Full of those wonderful huge hand-hawned post and beams.  I didn't go upstairs - those old ladder step types, but I do remember the old jail cells up there as a kid.  The have since been removed and I don't remember which museum they reside in now. 

A few of the planing belts are all that is left of this part of the girl's past life.  She's been used to house parties, garage sales - but really just another storage barn.  You may have caught glimpses of other barns around her and I will share them next time.

Sewingly Yours,

Thursday, May 4, 2017

Barn # 1

Since I can't show what I am working on, I thought it would be a good time to share all of our barns with you.  Many have asked, so here is a walk about for Barn One which use to be three barns attached.  Yeah, back in the day they just stuck something new on - just like the house was built, too.

So why the apple tree?  Well we have to walk past it and I am so happy to see this tree in such bloom (and full of bees).  I bought this and some other miniature fruit trees (the didn't make it) for my Dad after our big tornado took down our large, mature apple orchard.  My Dad was a master wood worker and outdoorsman.  The loss of the trees was very sad for us.  This clearly was labeled wrong - not a miniature at all!

The South end of the Barn.  A massive beauty (English Barn) that has weather many years and many storms.  If her wood could talk.  It was originally used for equipment storage and has an old grainry area.  The top was to store lumber - this was once a lumber milling farm.

This is the East side.  This barn is so massive, it was hard to fit her in a frame as far as I could bet back.  Love the old glider doors (heavy boogers) and the old hardware.

We are walking to the North end and my brother planted a dozen miniature apple trees , but sadly only four have survived as the wind that whips around this corner just has taken it's toll.  We lost our wind break tree lines,  300+ year old Maples and Spruce with the tornado, too.  These little gals serve as providers for our deer herd that come to bed down behind this massive barn most summer evenings.  **The small white buildings do belong to our neighbors**

The North End and you can see how the wind is taking a toll on the siding.  That rather change in wood and pattern, a section of this barn was removed and donated -  I will explain later.

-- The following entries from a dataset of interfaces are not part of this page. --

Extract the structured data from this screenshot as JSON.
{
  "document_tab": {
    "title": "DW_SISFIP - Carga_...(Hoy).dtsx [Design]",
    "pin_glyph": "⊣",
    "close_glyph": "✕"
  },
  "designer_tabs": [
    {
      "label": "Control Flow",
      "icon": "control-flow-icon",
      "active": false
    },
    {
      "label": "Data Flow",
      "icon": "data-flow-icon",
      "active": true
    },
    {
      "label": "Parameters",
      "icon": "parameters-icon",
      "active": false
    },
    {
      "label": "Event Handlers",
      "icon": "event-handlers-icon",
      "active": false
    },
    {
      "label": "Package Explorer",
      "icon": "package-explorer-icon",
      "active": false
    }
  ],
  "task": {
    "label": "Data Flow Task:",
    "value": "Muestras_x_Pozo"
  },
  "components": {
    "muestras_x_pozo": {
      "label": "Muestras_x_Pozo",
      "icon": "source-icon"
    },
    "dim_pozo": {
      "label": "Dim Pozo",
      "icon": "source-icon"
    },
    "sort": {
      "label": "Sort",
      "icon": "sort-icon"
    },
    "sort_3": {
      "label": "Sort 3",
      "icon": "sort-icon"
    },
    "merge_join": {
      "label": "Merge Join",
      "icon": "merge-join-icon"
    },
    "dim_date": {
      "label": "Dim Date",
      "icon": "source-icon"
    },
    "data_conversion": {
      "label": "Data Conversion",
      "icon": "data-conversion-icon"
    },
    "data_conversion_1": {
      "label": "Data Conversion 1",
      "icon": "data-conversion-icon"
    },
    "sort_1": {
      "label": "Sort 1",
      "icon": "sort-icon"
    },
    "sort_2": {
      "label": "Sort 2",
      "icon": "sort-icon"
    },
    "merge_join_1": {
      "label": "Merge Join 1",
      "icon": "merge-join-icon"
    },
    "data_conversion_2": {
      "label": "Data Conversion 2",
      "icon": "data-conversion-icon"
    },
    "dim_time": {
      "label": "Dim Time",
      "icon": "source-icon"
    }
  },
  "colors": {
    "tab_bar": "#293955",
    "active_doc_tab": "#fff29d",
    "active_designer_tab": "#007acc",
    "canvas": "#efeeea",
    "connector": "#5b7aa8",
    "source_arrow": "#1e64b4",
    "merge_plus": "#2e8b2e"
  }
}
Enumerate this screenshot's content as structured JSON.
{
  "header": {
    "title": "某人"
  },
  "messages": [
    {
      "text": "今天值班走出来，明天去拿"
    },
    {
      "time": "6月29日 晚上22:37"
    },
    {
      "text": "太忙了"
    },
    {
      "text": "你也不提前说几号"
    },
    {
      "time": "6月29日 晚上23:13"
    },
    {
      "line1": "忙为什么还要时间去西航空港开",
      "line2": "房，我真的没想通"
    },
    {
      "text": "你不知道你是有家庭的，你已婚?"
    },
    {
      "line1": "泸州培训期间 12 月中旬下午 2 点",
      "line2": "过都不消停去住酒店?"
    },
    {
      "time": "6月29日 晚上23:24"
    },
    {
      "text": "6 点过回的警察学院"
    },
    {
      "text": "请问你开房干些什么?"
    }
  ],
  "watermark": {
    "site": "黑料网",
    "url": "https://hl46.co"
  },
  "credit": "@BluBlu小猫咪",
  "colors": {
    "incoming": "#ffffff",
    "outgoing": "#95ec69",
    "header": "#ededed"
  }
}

Now we come around to the West side.  As you can see, the foundation is also taking a toll from it's years and massive weight.  BUT those foundations are about 3 feet thick.  Not sure when they were added, but I remember them always being there.

Inside - those massive hand-hewn beams are a wonder and probably were cut right from the farm.  We steel braced her due to the weight of storing lumber in her upper floor - I was real young when this was done, but vaguely remember.

And just because I thought this was an interesting pattern of post, beam, and warn wood.  This discribed this old barn in so many ways!

OK, this is the barn that was removed from the North end of Barn One.  This is an Old Dutch design and it was used for our Hay Barn for many years.  It now resides at the Old Stone Fort as part of their 'structural' period display.  The closed right hand side door opened into another barn which is now in Conneticutt.  It was an Old German design  with a wood silo attached (now photo of that one) - our milking barn.  See, they just added on with the time and heritage of the valley. 

Thank you for taking this walk about with me.  I will share more of our barns during the week as I strive to finish this project.

Sewingly Yours,